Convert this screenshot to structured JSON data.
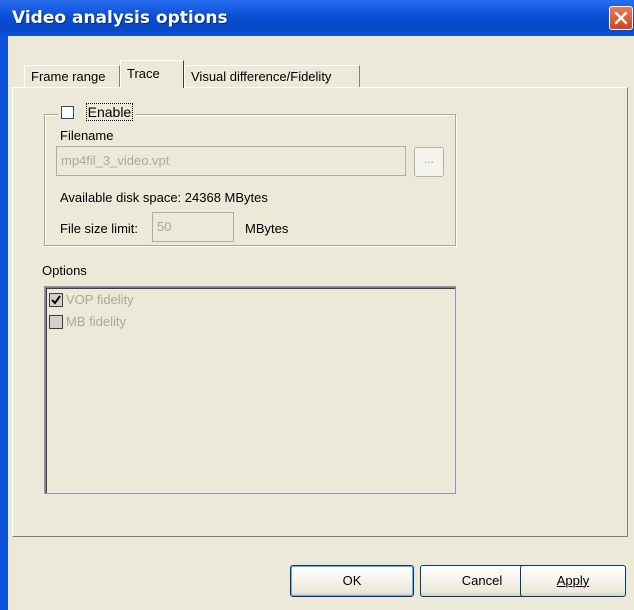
{
  "window": {
    "title": "Video analysis options",
    "close_icon": "close-icon"
  },
  "tabs": [
    {
      "label": "Frame range",
      "active": false
    },
    {
      "label": "Trace",
      "active": true
    },
    {
      "label": "Visual difference/Fidelity",
      "active": false
    }
  ],
  "trace": {
    "enable_label": "Enable",
    "enable_checked": false,
    "filename_label": "Filename",
    "filename_value": "mp4fil_3_video.vpt",
    "browse_label": "...",
    "disk_space_label": "Available disk space: 24368 MBytes",
    "size_limit_label": "File size limit:",
    "size_limit_value": "50",
    "size_limit_unit": "MBytes"
  },
  "options": {
    "label": "Options",
    "items": [
      {
        "label": "VOP fidelity",
        "checked": true
      },
      {
        "label": "MB fidelity",
        "checked": false
      }
    ]
  },
  "buttons": {
    "ok": "OK",
    "cancel": "Cancel",
    "apply": "Apply"
  }
}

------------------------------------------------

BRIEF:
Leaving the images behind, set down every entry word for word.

REPLY:
Convert this screenshot to structured JSON data.
{
  "window": {
    "title": "Video analysis options",
    "close_icon": "close-icon"
  },
  "tabs": [
    {
      "label": "Frame range",
      "active": false
    },
    {
      "label": "Trace",
      "active": true
    },
    {
      "label": "Visual difference/Fidelity",
      "active": false
    }
  ],
  "trace": {
    "enable_label": "Enable",
    "enable_checked": false,
    "filename_label": "Filename",
    "filename_value": "mp4fil_3_video.vpt",
    "browse_label": "...",
    "disk_space_label": "Available disk space: 24368 MBytes",
    "size_limit_label": "File size limit:",
    "size_limit_value": "50",
    "size_limit_unit": "MBytes"
  },
  "options": {
    "label": "Options",
    "items": [
      {
        "label": "VOP fidelity",
        "checked": true
      },
      {
        "label": "MB fidelity",
        "checked": false
      }
    ]
  },
  "buttons": {
    "ok": "OK",
    "cancel": "Cancel",
    "apply": "Apply"
  }
}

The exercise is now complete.